Second, ask yourself the question. How does it affect you? If it doesn’t, then remind yourself that your energy could be focused on much more positive things. Try focusing the energy of judgment on yourself. No, that does not mean that you should judge/criticize yourself in lieu of strangers. It means that you can take that energy and uplift yourself.

Third, uplift others. Find the (aesthetic) good in others. As I walk through any crowd, I find it easier (read: less stressful) to seek the positive in everyone’s appearance and/or disposition. I’m usually the smiling face that’s swimming up stream thinking about what I like about the people I see. I’m not going to type any false sunshine and claim that *insert mocking tone* “I find everyone beautiful in their own special way”. While I can find something that makes me smile in every soul and on every body, there are times that I meet a donkey (read: jack ass) and I choose to keep my distance. Sometimes, I meet someone that has a penis growing out of his forehead *untrue story*. When that happens I remind myself in rhyme, “if I can’t think of anything nice to SAY sometimes it’s best to look AWAY”.

“Have you started to love your body yet?” It’s a question that I ask potential clients. I make it a policy to only accept clients that are focused on long-term fitness, self-love, rehabilitation, and training to be prepared for anything. The saying goes, “workout because you love your body, not because you hate it.” I’m not sure who said it. But, in my experience, I’ve never seen success come from a negative motivator. Will you run faster if a dog is chasing you? No doubt. Should you imagine that a dog is chasing you every time you go for a run? Please don’t. You’ll hate running faster than it will take you to finish a mile. Love your body, love your effort, love your motivation.

The most beautiful people I’ve ever seen were naked. Every so often, I find myself in a “clothing optional” environment. In those environments, I see self- love whenever someone sheds their clothes. The nudists realize that nothing on their body will affect the eye of the beholder. How will it affect them? The nudist gives zero fucks. In that apathy, I see beauty. The most attractive person is the person that finds themselves attractive. I’d like to re-type that, “The most attractive person is the person that finds themselves attractive.” You can’t just say, “I know I look good, Honey!” No, you must live, breathe, and embody self-love. Have you ever met a confident human with a strong will and positive self-esteem? If you have, then you know what I mean. That human is s-e-x-y. Not because of hair color, fashion sense, height, weight, muscular definition, or any other aesthetic. Nope. That human is attractive because they have no self-doubt. They hear the phrase “clothing optional” and rejoice in the freedom of nudity. The nudists are those humans that don’t concern themselves with the judgments of others. Now, before you assume that all of these nudists, to whom I refer, fit into some societal standard of beauty check yourself. The majority of the naked people that I’ve seen at these resorts would never be asked to grace the cover of a magazine. However, they were the most beautiful people I’ve ever seen because they found themselves attractive enough to not be concerned by the opinion of others.

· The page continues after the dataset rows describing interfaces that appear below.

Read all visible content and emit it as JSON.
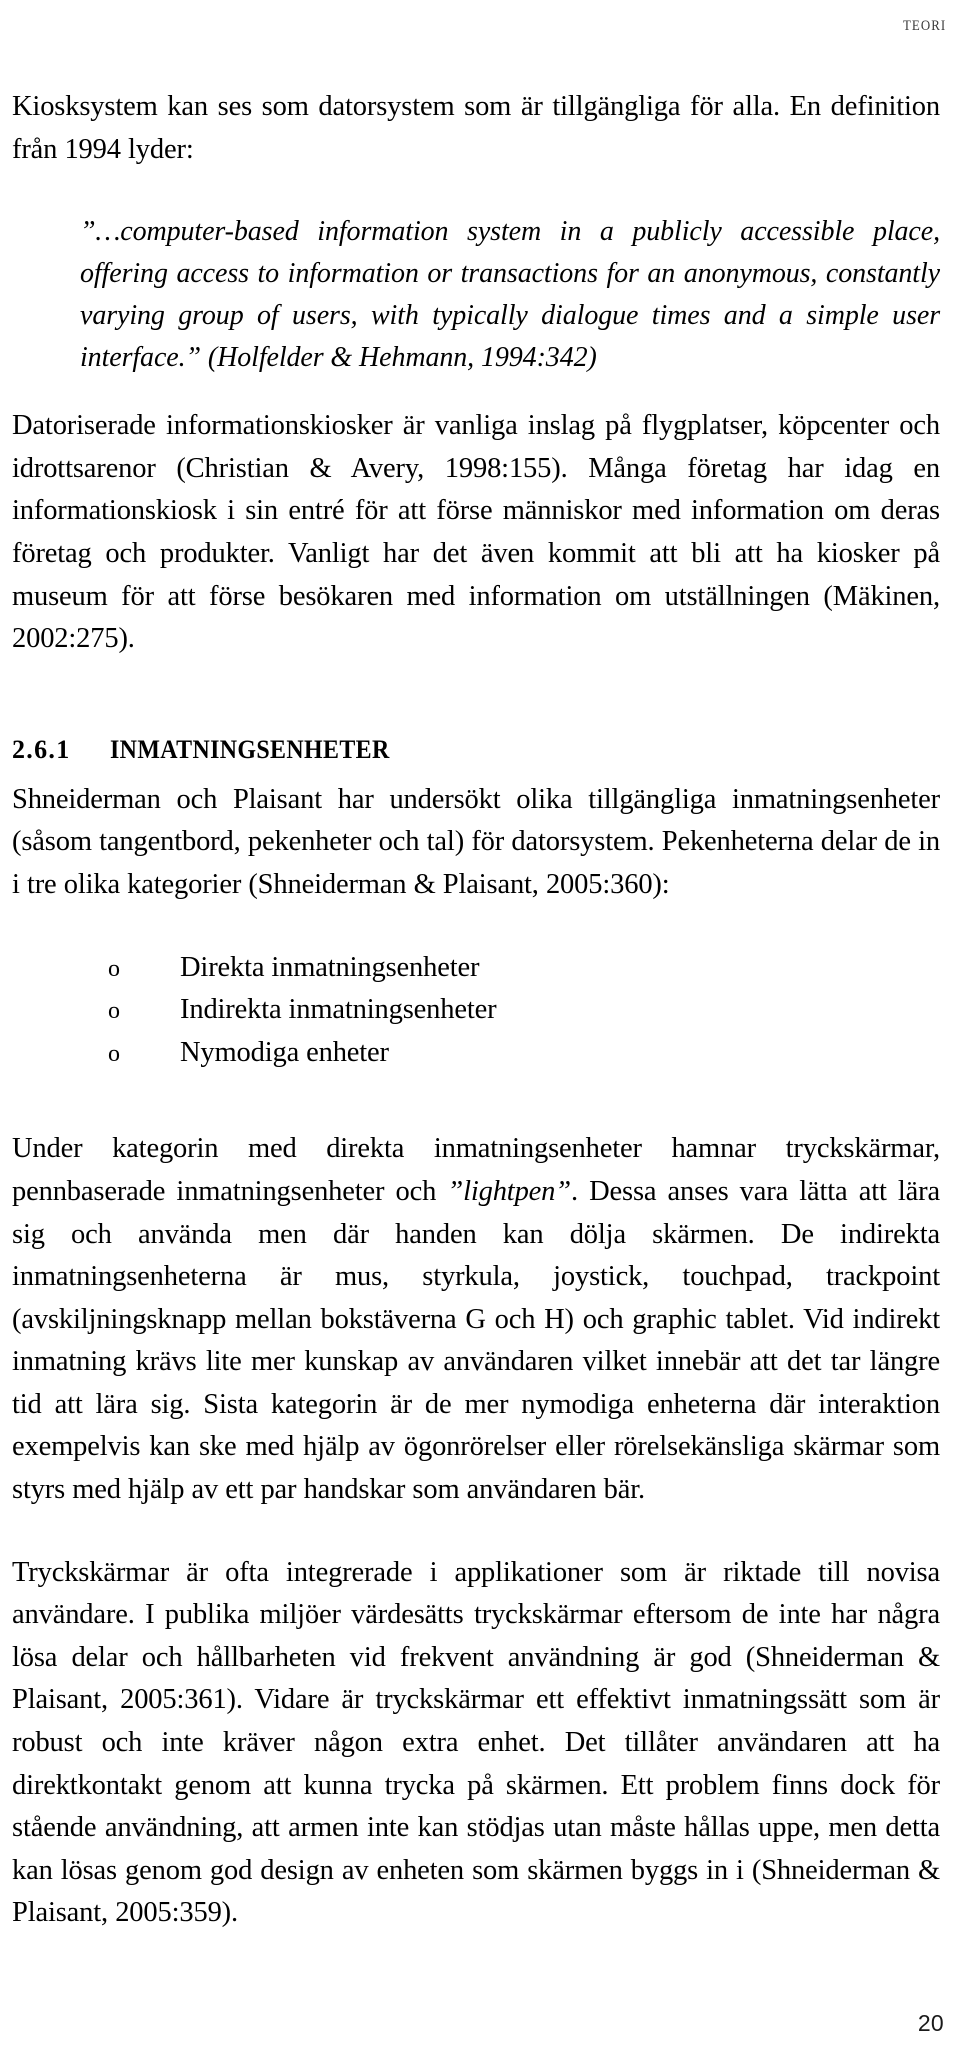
{
  "running_head": "TEORI",
  "folio": "20",
  "paragraphs": {
    "intro": "Kiosksystem kan ses som datorsystem som är tillgängliga för alla. En definition från 1994 lyder:",
    "quote_main": "”…computer-based information system in a publicly accessible place, offering access to information or transactions for an anonymous, constantly varying group of users, with typically dialogue times and a simple user interface.”",
    "quote_citation": " (Holfelder & Hehmann, 1994:342)",
    "kiosks": "Datoriserade informationskiosker är vanliga inslag på flygplatser, köpcenter och idrottsarenor (Christian & Avery, 1998:155). Många företag har idag en informationskiosk i sin entré för att förse människor med information om deras företag och produkter. Vanligt har det även kommit att bli att ha kiosker på museum för att förse besökaren med information om utställningen (Mäkinen, 2002:275).",
    "shneiderman_intro": "Shneiderman och Plaisant har undersökt olika tillgängliga inmatningsenheter (såsom tangentbord, pekenheter och tal) för datorsystem. Pekenheterna delar de in i tre olika kategorier (Shneiderman & Plaisant, 2005:360):",
    "categories_a": "Under kategorin med direkta inmatningsenheter hamnar tryckskärmar, pennbaserade inmatningsenheter och ",
    "categories_italic": "”lightpen”",
    "categories_b": ". Dessa anses vara lätta att lära sig och använda men där handen kan dölja skärmen. De indirekta inmatningsenheterna är mus, styrkula, joystick, touchpad, trackpoint (avskiljningsknapp mellan bokstäverna G och H) och graphic tablet. Vid indirekt inmatning krävs lite mer kunskap av användaren vilket innebär att det tar längre tid att lära sig. Sista kategorin är de mer nymodiga enheterna där interaktion exempelvis kan ske med hjälp av ögonrörelser eller rörelsekänsliga skärmar som styrs med hjälp av ett par handskar som användaren bär.",
    "touchscreens": "Tryckskärmar är ofta integrerade i applikationer som är riktade till novisa användare. I publika miljöer värdesätts tryckskärmar eftersom de inte har några lösa delar och hållbarheten vid frekvent användning är god (Shneiderman & Plaisant, 2005:361). Vidare är tryckskärmar ett effektivt inmatningssätt som är robust och inte kräver någon extra enhet. Det tillåter användaren att ha direktkontakt genom att kunna trycka på skärmen. Ett problem finns dock för stående användning, att armen inte kan stödjas utan måste hållas uppe, men detta kan lösas genom god design av enheten som skärmen byggs in i (Shneiderman & Plaisant, 2005:359)."
  },
  "heading": {
    "number": "2.6.1",
    "title": "INMATNINGSENHETER"
  },
  "list": {
    "marker": "o",
    "items": [
      "Direkta inmatningsenheter",
      "Indirekta inmatningsenheter",
      "Nymodiga enheter"
    ]
  }
}
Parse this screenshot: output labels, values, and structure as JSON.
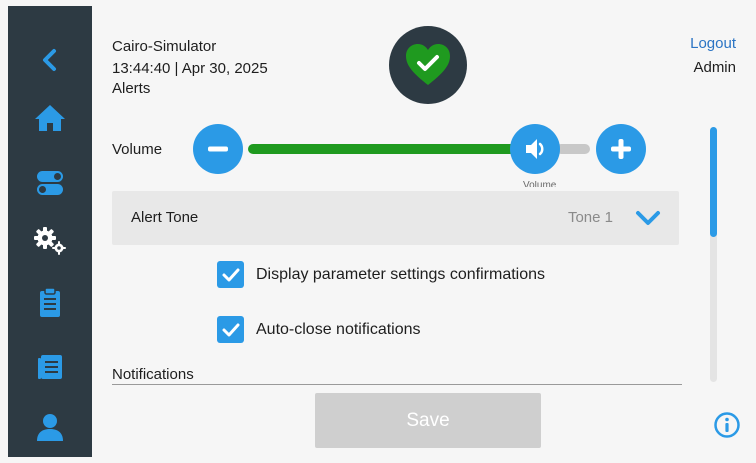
{
  "header": {
    "device_name": "Cairo-Simulator",
    "datetime": "13:44:40 | Apr 30, 2025",
    "page_title": "Alerts",
    "logout_label": "Logout",
    "user_role": "Admin"
  },
  "volume": {
    "label": "Volume",
    "level_fraction": 0.82,
    "subtext": "Volume"
  },
  "alert_tone": {
    "label": "Alert Tone",
    "value": "Tone 1"
  },
  "options": [
    {
      "label": "Display parameter settings confirmations",
      "checked": true
    },
    {
      "label": "Auto-close notifications",
      "checked": true
    }
  ],
  "notifications": {
    "section_title": "Notifications"
  },
  "actions": {
    "save_label": "Save"
  },
  "sidebar": {
    "items": [
      {
        "icon": "back-chevron-icon"
      },
      {
        "icon": "home-icon"
      },
      {
        "icon": "toggles-icon"
      },
      {
        "icon": "settings-gears-icon",
        "selected": true
      },
      {
        "icon": "clipboard-icon"
      },
      {
        "icon": "logbook-icon"
      },
      {
        "icon": "user-icon"
      }
    ]
  },
  "colors": {
    "sidebar": "#2d3a43",
    "accent_blue": "#2b9ae6",
    "link_blue": "#2b74c4",
    "volume_green": "#1f9a1f",
    "status_green": "#1f9a1f",
    "save_disabled": "#cfcfcf"
  }
}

The never-nudes were the odd balls. Walking through a group of naked people with your clothes on highlights your insecurities. There are many places you can visit with clothing requirements. Why make the journey to a place (that’s not easy to find) just to leave your clothes on? One person even wore a sweater… in August. This person wore a goddamned sweater! How did it affect me? It didn’t. I just found it confusing. Being beautiful begins (and ends) with self-love. Have you started to love your body yet? Have you taken the time to celebrate your naked and lovely body in the mirror? Well, maybe it’s time that you found yourself sexy. Just a thought.